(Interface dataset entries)
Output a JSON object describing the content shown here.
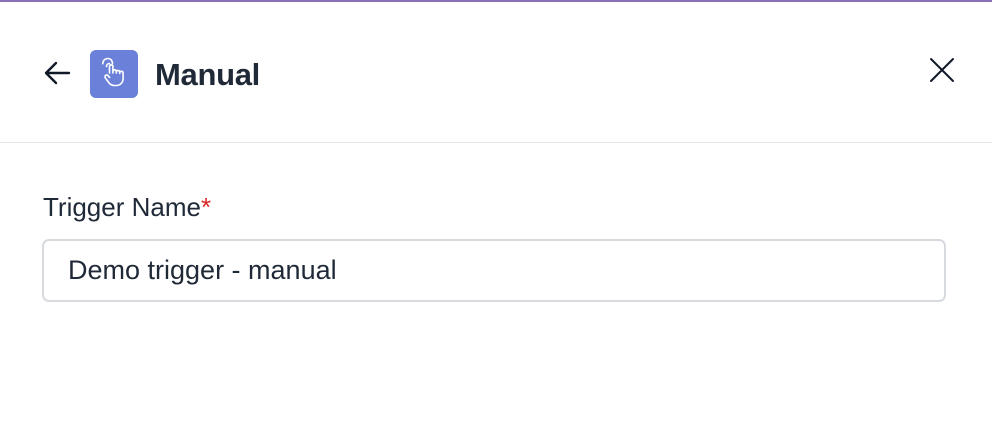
{
  "header": {
    "title": "Manual",
    "back_icon": "arrow-left-icon",
    "app_icon": "hand-pointer-icon",
    "close_icon": "close-icon"
  },
  "form": {
    "trigger_name_label": "Trigger Name",
    "required_mark": "*",
    "trigger_name_value": "Demo trigger - manual"
  },
  "colors": {
    "accent": "#8b6fb8",
    "app_icon_bg": "#6b80d8",
    "required": "#dc2626",
    "text": "#1f2937",
    "border": "#d7dbe0"
  }
}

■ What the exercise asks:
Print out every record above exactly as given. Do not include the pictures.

■ Result of this task:
Output a JSON object describing the content shown here.
{
  "header": {
    "title": "Manual",
    "back_icon": "arrow-left-icon",
    "app_icon": "hand-pointer-icon",
    "close_icon": "close-icon"
  },
  "form": {
    "trigger_name_label": "Trigger Name",
    "required_mark": "*",
    "trigger_name_value": "Demo trigger - manual"
  },
  "colors": {
    "accent": "#8b6fb8",
    "app_icon_bg": "#6b80d8",
    "required": "#dc2626",
    "text": "#1f2937",
    "border": "#d7dbe0"
  }
}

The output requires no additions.